The foreign ministers of both countries said the meeting helped “build trust” between Russia and Japan.
Japanese Foreign Minister Fumio Kishida met his Russian counterpart Sergei Lavrov and noted: “Ever since Prime Minster Abe visited Russia in April, bilateral cooperation has been progressing in many fields such as economy, security and human exchanges”.
On 2nd November 2013, the BBC reported that Japan and Russia have agreed to hold joint military exercises and combine forces over cyber security. A video may be accessed from its site. Russia Today notes that during their joint conference the ministers discussed international security and bilateral relations, as well as plans to hold joint navy exercises to combat terrorism and piracy.
The deployment of elements of a US missile defense network in Japan is causing Russia ‘grave concern’
Moscow suggested holding another meeting with Tokyo about Washington’s move to deploy missile defenses around the arc of the South China Sea, including a new missile defense radar in western Japan to join an existing radar in the northern Aomori prefecture. Sergei Lavrov said: “We made no secret of the fact that the creation by the US of a global missile defense system, including a Japanese element, is causing us grave concern, primarily over the possible destruction of the strategic balance of power in the Asia-Pacific region”.
This is confirmed by an item in the Nato Watch bulletin : “Putin Dissolves Task Force for Missile Defense Cooperation with NATO”, Source: Global Security Newswire, 31 October 2013.
Professor Stephen Sestanovich (right), who has served the American state all his working life, notably as former ambassador and special adviser to US secretary Madeleine Albright, comments:
“It seems only yesterday that President Vladimir Putin seized the world’s attention with his proposal to put Syria’s chemical weapons under international control. To many, the fancy footwork had a clear message: Russia was back in the diplomatic big league at last. . .
“Some experts point out that Mr Putin has at least improved ties with China. . . When you have good relations only with China, you have nowhere else to turn. Russians are as uneasy about China’s rise as Americans – maybe more so. But they are facing it alone. . .
“Many think they can stand up to Moscow because its leverage is declining.
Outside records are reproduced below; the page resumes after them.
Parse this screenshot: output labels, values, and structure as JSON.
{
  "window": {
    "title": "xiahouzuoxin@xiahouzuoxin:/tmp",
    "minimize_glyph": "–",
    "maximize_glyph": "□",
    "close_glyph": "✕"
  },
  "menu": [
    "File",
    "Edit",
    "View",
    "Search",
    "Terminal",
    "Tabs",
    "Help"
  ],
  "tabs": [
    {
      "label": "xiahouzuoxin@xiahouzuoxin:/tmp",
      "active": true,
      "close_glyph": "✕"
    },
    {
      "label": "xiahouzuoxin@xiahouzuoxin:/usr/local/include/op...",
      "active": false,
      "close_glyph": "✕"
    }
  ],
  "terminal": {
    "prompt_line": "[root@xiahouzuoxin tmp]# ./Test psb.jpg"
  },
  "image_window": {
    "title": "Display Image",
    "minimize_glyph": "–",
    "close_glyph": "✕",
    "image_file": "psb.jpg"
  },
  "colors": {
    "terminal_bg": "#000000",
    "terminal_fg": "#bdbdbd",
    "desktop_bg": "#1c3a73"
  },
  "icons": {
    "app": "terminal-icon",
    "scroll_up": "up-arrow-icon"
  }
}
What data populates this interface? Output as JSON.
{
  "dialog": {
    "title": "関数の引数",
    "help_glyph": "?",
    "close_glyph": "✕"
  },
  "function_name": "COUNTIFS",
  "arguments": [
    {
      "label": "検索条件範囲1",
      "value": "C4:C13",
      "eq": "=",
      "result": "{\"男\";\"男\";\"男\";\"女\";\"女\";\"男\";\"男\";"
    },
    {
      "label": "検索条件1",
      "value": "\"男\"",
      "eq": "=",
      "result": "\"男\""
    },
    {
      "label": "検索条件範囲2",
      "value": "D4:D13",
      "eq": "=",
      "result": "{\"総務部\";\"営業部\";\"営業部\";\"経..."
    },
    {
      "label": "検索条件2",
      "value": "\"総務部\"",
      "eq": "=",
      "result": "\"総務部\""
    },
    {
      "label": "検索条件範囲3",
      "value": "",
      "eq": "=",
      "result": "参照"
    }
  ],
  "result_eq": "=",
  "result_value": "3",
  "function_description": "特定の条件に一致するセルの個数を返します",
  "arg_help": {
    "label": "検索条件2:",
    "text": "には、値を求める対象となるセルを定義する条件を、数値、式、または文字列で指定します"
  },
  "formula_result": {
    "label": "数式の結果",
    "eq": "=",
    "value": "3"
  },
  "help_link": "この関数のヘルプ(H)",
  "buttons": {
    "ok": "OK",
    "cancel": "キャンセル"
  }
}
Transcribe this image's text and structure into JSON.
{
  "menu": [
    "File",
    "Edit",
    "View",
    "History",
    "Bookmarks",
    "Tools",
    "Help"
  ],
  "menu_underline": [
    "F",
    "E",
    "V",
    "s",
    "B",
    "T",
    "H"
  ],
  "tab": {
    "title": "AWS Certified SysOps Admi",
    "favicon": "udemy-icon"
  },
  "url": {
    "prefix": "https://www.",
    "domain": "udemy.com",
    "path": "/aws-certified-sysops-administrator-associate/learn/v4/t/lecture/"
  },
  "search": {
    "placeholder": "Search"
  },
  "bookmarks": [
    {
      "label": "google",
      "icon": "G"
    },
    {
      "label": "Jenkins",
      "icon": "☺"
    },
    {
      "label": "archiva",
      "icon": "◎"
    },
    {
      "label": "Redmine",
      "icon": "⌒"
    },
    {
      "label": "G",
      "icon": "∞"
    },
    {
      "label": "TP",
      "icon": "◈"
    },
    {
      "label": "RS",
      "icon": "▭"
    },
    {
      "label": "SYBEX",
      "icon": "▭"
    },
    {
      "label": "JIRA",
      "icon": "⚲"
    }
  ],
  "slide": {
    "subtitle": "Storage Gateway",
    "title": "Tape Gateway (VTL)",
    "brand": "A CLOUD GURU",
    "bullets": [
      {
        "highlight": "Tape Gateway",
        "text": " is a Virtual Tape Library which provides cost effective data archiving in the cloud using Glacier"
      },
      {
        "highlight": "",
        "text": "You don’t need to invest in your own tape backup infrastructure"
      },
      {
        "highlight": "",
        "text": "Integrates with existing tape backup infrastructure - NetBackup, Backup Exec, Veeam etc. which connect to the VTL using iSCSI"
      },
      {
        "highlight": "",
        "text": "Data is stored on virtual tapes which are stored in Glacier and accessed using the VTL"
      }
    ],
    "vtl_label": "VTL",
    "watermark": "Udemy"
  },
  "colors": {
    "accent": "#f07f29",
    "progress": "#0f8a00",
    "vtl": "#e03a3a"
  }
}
Upheaval in global energy markets – especially the shale gas revolution – is one reason. The dramatic drop in Russian economic growth this year further saps Russian influence . . .”
Is Sestanovich giving good advice?
“What Russian policy makers and experts alike should hear from Europe and the US – a message delivered more in sorrow than in anger – is that their foreign policy has gone way off track. Until it rights itself, Russia will have less and less global influence.
Or is he ‘off track’?